Bose was born in Bangladesh and earned bachelor’s and master’s degrees in chemistry from Rajshahi University. He completed a Ph.D. in chemistry at Georgetown University in Washington, D.C., in 1982.
He came to UH from Ohio University, where he had served as vice president for research and creative activity and dean of the graduate college since 2008. He previously held similar positions at Northern Illinois University and Kent State University.
His wife, Anima Bose, is an associate professor of engineering technology in the UH College of Technology.
Bose also was Distinguished Professor of Biochemistry and held faculty appointments in the UH departments of Biology and Biochemistry, Chemistry and Pharmacological and Pharmaceutical Sciences. He published extensively and held six issued and four pending patents on cancer therapeutics and fuel cell catalysts.
As his latest drug – part of a new family of compounds called phosphaplatins – began clinical trials, Bose said that developing a less toxic form of chemotherapy had become his passion.

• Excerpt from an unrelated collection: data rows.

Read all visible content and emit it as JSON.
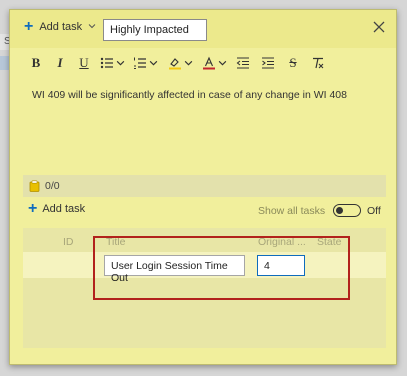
{
  "header": {
    "add_task_label": "Add task",
    "title_value": "Highly Impacted"
  },
  "toolbar": {
    "bold": "B",
    "italic": "I",
    "underline": "U",
    "strike": "S"
  },
  "editor": {
    "text": "WI 409 will be significantly affected in case of any change in WI 408"
  },
  "attachments": {
    "count": "0/0"
  },
  "tasks": {
    "add_task_label": "Add task",
    "show_all_label": "Show all tasks",
    "toggle_state": "Off"
  },
  "grid": {
    "columns": [
      "ID",
      "Title",
      "Original ...",
      "State"
    ],
    "rows": [
      {
        "title": "User Login Session Time Out",
        "original_estimate": "4"
      }
    ]
  },
  "colors": {
    "dialog_bg": "#f1ef9c",
    "accent": "#0f6cbd",
    "highlight": "#b2221c"
  }
}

“It is a passion of my life,” he said in a 2014 interview. “My goal has been to find a class of compounds that would have less toxicity and a different drug resistance profile, and would therefore be more effective.”
He was named a fellow in the National Academy of Inventors in 2013, in recognition of his work.
Bose continued to maintain a lab at UH, but the bulk of his work focused on building the University’s research capabilities.
“Dr. Bose has provided transformational leadership to the University of Houston and the Division of Research in the four years that he was the vice president/vice chancellor for Research and Technology Transfer,” said Ramanan Krishnamoorti, acting vice president/vice chancellor for the division. “We are eternally grateful to him for the same.”
Upon his election to the National Academy of Inventors, Bose shared his view of the value of research.
“Academic researchers are driven by curiosity and the search for new knowledge,” he said. “But we also strive to produce work that can in some way improve the lives of the people around us.”
Bose was chairman of the Science Advisory Board of Phosplatin Therapeutics, and was a board member of BioHouston, Southern Universities Research Association, and the Gulf Coast Regional Center of Innovation and Commercialization. He had served as a reviewer for funding agencies, a reviewer for more than fifteen international journals, an ad hoc member of the Metallobiochemistry Study Section at the National Institutes of Health, a panel member for the National Science Foundation, and was a member of the editorial boards of three journals.